The situation was exacerbated by and somewhat the result of another rash of injuries to key defensive personnel involved in work against the pass: Leonard Floyd left in the first half with a concussion and Pernell McPhee injured a shoulder just before halftime, while safety Deon Bush was down with an ankle problem in the second quarter.
Defensive line: F
Washington rushed for 208 yards and quarterback Kirk Cousins was never sacked and took exactly one hit from a Bears defensive lineman – Akiem Hicks, who finished with 6 tackles, one for loss. Jonathan Bullard and Mitch Unrein each were credited with 2 tackles but pressure from down-linemen was lacking.
The pass rush on Kirk Cousins was virtually non-existent from the outset from the group expected to do the most at quarterback disruption.
Inside linebackers generated tackle totals but too many too deep in the secondary. Jerrell Freeman collected a game-high 9 tackles, including 8 solo and one for loss, in his return from a four-game suspension. Nick Kwiatkoski finished with 8 tackles but was ineffective in pass coverage.
Leonard Floyd, lost to a possible concussion in the first half, failed to close down on Chris Thompson’s 7-yard TD run in the first quarter, allowing Thompson a pass to the second level in short red-zone situation.
Pernell McPhee lost contain and was out-run by Cousins for a nine-yard TD run in the second quarter. McPhee was credited with 3 tackles while Willie Young failed to get to the quarterback as well, credited with 2 assisted tackles.
Kirk Cousins completed 18 of 29 passes for 270 yards and the Redskins converted on 8 of 13 third downs. The secondary was credited with just one pass defensed and again failed to come up with any desperately needed takeaways, and the breakdowns were throughout the secondary.
“We just didn’t cover,” said safety Adrian Amos. “The corners were by themselves. We just have to execute better, the safeties. The plays were there to be made; we just didn’t make enough of them.”
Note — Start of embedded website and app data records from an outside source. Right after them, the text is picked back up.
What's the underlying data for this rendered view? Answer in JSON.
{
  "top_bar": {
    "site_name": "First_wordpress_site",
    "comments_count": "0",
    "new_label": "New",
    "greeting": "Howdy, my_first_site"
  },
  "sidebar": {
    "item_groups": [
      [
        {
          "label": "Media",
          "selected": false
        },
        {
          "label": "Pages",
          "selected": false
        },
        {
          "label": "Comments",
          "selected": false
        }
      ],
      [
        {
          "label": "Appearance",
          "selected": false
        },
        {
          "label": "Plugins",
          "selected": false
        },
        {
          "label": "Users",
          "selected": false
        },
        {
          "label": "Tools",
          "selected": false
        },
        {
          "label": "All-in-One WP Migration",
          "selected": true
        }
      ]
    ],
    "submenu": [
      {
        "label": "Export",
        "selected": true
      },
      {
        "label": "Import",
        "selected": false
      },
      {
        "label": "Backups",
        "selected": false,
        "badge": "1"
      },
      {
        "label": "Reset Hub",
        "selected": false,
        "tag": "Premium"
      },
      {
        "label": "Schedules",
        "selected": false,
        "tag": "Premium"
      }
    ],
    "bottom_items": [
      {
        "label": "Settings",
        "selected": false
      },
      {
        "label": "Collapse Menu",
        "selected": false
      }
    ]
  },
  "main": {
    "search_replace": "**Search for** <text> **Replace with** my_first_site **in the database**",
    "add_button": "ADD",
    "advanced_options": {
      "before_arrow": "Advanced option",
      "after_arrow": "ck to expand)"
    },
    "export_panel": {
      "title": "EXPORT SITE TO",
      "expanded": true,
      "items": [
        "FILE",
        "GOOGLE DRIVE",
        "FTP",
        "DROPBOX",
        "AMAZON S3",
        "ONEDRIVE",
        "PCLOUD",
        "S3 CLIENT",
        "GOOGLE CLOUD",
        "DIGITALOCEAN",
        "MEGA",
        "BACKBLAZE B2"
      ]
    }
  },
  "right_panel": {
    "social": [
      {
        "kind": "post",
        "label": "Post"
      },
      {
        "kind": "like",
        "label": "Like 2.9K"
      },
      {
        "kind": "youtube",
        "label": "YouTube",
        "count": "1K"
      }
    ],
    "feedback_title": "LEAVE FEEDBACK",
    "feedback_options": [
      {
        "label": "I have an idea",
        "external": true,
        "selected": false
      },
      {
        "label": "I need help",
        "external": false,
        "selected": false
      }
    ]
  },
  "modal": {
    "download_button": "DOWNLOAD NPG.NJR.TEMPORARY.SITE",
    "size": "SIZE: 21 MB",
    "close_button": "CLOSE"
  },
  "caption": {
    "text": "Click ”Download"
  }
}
Cornerback Tracy Porter had perhaps his worst game as a pro. “I embarrassed myself,” he told reporters afterward. Porter was a step behind DeSean Jackson on what would turn into a 57-yard catch-and run, and behind Pierre Garcon on a 25-yarder in the second quarter. Porter then let Garcon get behind him for a 46-yard catch. Porter drew a 28-yard interference penalty for contact with Jackson late in the second quarter. Those plays represented a total of 156 yards for Washington in the first half.
Porter avoided further ignominy late in the third quarter when a Cousins pass went through the hands of Vernon Davis after the veteran tight end had gotten 10 yards separation from Porter in the Chicago end zone.
Deon Bush took a poor angle to close on a catch-and-run by DeSean Jackson, contributing to a 57-yard gainer in the first quarter after Jackson gained separation vs. Porter.
With Cre’Von LeBlanc inactive, recently acquired Johnathan Banks started at right cornerback, with Bryce Callahan at nickel. At one point in the second half rookie fourth-rounder Deiondre’ Hall was in for Porter (shoulder).
Hall appeared to need some instruction in correct behavior. He drew a flag for a hit to the face that injured Jackson in the third quarter, then drew a second hands-to-the-face flag well away from a play later in the drive that eventually ended with a Washington touchdown.
Special teams: C
The punt team executed a fake punt with up-man Chris Prosinski in the third quarter to sustain their opening possession in the half. The offense turned the ball over via interception two plays later but special teams gave the Bears an opportunity.
Deonte Thompson returned Washington’s first kickoff just 14 yards, for a starting point of the Chicago 15. The field-goal unit allowed too much middle penetration and got a 22-yard attempt be blocked in the first quarter.